▸ **What to do**
Every single entry must be reproduced precisely.

[Stored entries]

----

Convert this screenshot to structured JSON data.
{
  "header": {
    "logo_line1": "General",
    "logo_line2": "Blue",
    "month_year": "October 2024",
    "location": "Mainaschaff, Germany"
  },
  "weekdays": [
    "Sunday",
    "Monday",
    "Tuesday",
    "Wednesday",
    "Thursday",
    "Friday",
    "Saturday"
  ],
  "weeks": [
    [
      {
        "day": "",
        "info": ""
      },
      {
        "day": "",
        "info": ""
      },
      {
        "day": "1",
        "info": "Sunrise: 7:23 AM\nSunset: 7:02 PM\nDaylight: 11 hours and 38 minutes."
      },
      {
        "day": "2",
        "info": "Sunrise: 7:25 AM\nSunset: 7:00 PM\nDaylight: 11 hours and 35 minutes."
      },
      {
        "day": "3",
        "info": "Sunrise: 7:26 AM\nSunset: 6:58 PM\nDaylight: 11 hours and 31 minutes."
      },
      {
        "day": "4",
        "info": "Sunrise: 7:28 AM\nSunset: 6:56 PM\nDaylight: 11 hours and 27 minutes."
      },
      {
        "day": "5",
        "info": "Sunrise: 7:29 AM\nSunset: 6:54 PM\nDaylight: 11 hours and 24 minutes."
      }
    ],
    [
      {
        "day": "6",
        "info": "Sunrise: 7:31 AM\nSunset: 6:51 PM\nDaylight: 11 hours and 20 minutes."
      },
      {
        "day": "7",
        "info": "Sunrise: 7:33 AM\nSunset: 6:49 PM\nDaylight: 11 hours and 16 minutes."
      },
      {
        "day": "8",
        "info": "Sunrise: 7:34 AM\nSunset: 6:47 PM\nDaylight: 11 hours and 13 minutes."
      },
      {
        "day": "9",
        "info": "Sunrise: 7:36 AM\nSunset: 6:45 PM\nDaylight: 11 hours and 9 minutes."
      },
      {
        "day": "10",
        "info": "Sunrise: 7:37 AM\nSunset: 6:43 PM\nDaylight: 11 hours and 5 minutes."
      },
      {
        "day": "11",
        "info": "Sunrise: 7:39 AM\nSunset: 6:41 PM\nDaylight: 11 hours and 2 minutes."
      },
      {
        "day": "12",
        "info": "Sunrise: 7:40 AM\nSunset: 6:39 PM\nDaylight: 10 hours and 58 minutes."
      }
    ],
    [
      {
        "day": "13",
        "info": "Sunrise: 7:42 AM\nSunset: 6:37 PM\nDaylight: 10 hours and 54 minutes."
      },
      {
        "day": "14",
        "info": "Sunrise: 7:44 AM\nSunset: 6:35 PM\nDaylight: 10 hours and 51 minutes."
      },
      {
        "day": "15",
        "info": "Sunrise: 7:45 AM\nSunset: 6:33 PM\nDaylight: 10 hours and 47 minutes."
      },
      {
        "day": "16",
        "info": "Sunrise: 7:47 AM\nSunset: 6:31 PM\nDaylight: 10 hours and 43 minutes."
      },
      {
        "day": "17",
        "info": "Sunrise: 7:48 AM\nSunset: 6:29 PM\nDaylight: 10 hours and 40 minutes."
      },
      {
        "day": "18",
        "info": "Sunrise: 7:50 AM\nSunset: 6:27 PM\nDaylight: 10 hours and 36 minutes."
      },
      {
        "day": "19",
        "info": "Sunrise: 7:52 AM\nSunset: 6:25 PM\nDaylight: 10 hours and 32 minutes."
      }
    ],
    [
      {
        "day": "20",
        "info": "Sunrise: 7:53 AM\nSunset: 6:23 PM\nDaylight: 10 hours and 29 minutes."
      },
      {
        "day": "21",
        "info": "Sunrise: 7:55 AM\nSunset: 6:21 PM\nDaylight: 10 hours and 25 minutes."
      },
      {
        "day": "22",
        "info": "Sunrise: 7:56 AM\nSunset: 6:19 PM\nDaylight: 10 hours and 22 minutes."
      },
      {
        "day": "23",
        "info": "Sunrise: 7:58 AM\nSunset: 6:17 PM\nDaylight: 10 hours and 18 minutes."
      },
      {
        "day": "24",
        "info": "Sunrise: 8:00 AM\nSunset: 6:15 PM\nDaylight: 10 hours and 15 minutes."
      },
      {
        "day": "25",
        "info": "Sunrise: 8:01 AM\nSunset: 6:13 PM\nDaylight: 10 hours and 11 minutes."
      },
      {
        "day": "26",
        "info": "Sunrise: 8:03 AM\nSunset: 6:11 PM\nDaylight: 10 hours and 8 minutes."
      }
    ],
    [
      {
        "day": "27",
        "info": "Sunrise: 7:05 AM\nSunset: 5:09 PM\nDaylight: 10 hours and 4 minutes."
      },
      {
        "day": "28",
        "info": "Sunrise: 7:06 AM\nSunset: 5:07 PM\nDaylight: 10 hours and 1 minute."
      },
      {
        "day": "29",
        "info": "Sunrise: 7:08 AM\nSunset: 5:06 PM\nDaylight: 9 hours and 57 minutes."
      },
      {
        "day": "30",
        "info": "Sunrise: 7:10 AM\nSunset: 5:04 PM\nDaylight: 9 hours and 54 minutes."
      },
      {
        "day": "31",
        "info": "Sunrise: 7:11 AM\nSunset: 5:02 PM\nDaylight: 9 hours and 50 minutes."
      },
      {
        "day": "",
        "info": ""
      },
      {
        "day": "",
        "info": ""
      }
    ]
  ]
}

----

▸ **Expected output**
Convert this screenshot to structured JSON data.
{
  "header": {
    "logo_line1": "General",
    "logo_line2": "Blue",
    "month_year": "October 2024",
    "location": "Mainaschaff, Germany"
  },
  "weekdays": [
    "Sunday",
    "Monday",
    "Tuesday",
    "Wednesday",
    "Thursday",
    "Friday",
    "Saturday"
  ],
  "weeks": [
    [
      {
        "day": "",
        "info": ""
      },
      {
        "day": "",
        "info": ""
      },
      {
        "day": "1",
        "info": "Sunrise: 7:23 AM\nSunset: 7:02 PM\nDaylight: 11 hours and 38 minutes."
      },
      {
        "day": "2",
        "info": "Sunrise: 7:25 AM\nSunset: 7:00 PM\nDaylight: 11 hours and 35 minutes."
      },
      {
        "day": "3",
        "info": "Sunrise: 7:26 AM\nSunset: 6:58 PM\nDaylight: 11 hours and 31 minutes."
      },
      {
        "day": "4",
        "info": "Sunrise: 7:28 AM\nSunset: 6:56 PM\nDaylight: 11 hours and 27 minutes."
      },
      {
        "day": "5",
        "info": "Sunrise: 7:29 AM\nSunset: 6:54 PM\nDaylight: 11 hours and 24 minutes."
      }
    ],
    [
      {
        "day": "6",
        "info": "Sunrise: 7:31 AM\nSunset: 6:51 PM\nDaylight: 11 hours and 20 minutes."
      },
      {
        "day": "7",
        "info": "Sunrise: 7:33 AM\nSunset: 6:49 PM\nDaylight: 11 hours and 16 minutes."
      },
      {
        "day": "8",
        "info": "Sunrise: 7:34 AM\nSunset: 6:47 PM\nDaylight: 11 hours and 13 minutes."
      },
      {
        "day": "9",
        "info": "Sunrise: 7:36 AM\nSunset: 6:45 PM\nDaylight: 11 hours and 9 minutes."
      },
      {
        "day": "10",
        "info": "Sunrise: 7:37 AM\nSunset: 6:43 PM\nDaylight: 11 hours and 5 minutes."
      },
      {
        "day": "11",
        "info": "Sunrise: 7:39 AM\nSunset: 6:41 PM\nDaylight: 11 hours and 2 minutes."
      },
      {
        "day": "12",
        "info": "Sunrise: 7:40 AM\nSunset: 6:39 PM\nDaylight: 10 hours and 58 minutes."
      }
    ],
    [
      {
        "day": "13",
        "info": "Sunrise: 7:42 AM\nSunset: 6:37 PM\nDaylight: 10 hours and 54 minutes."
      },
      {
        "day": "14",
        "info": "Sunrise: 7:44 AM\nSunset: 6:35 PM\nDaylight: 10 hours and 51 minutes."
      },
      {
        "day": "15",
        "info": "Sunrise: 7:45 AM\nSunset: 6:33 PM\nDaylight: 10 hours and 47 minutes."
      },
      {
        "day": "16",
        "info": "Sunrise: 7:47 AM\nSunset: 6:31 PM\nDaylight: 10 hours and 43 minutes."
      },
      {
        "day": "17",
        "info": "Sunrise: 7:48 AM\nSunset: 6:29 PM\nDaylight: 10 hours and 40 minutes."
      },
      {
        "day": "18",
        "info": "Sunrise: 7:50 AM\nSunset: 6:27 PM\nDaylight: 10 hours and 36 minutes."
      },
      {
        "day": "19",
        "info": "Sunrise: 7:52 AM\nSunset: 6:25 PM\nDaylight: 10 hours and 32 minutes."
      }
    ],
    [
      {
        "day": "20",
        "info": "Sunrise: 7:53 AM\nSunset: 6:23 PM\nDaylight: 10 hours and 29 minutes."
      },
      {
        "day": "21",
        "info": "Sunrise: 7:55 AM\nSunset: 6:21 PM\nDaylight: 10 hours and 25 minutes."
      },
      {
        "day": "22",
        "info": "Sunrise: 7:56 AM\nSunset: 6:19 PM\nDaylight: 10 hours and 22 minutes."
      },
      {
        "day": "23",
        "info": "Sunrise: 7:58 AM\nSunset: 6:17 PM\nDaylight: 10 hours and 18 minutes."
      },
      {
        "day": "24",
        "info": "Sunrise: 8:00 AM\nSunset: 6:15 PM\nDaylight: 10 hours and 15 minutes."
      },
      {
        "day": "25",
        "info": "Sunrise: 8:01 AM\nSunset: 6:13 PM\nDaylight: 10 hours and 11 minutes."
      },
      {
        "day": "26",
        "info": "Sunrise: 8:03 AM\nSunset: 6:11 PM\nDaylight: 10 hours and 8 minutes."
      }
    ],
    [
      {
        "day": "27",
        "info": "Sunrise: 7:05 AM\nSunset: 5:09 PM\nDaylight: 10 hours and 4 minutes."
      },
      {
        "day": "28",
        "info": "Sunrise: 7:06 AM\nSunset: 5:07 PM\nDaylight: 10 hours and 1 minute."
      },
      {
        "day": "29",
        "info": "Sunrise: 7:08 AM\nSunset: 5:06 PM\nDaylight: 9 hours and 57 minutes."
      },
      {
        "day": "30",
        "info": "Sunrise: 7:10 AM\nSunset: 5:04 PM\nDaylight: 9 hours and 54 minutes."
      },
      {
        "day": "31",
        "info": "Sunrise: 7:11 AM\nSunset: 5:02 PM\nDaylight: 9 hours and 50 minutes."
      },
      {
        "day": "",
        "info": ""
      },
      {
        "day": "",
        "info": ""
      }
    ]
  ]
}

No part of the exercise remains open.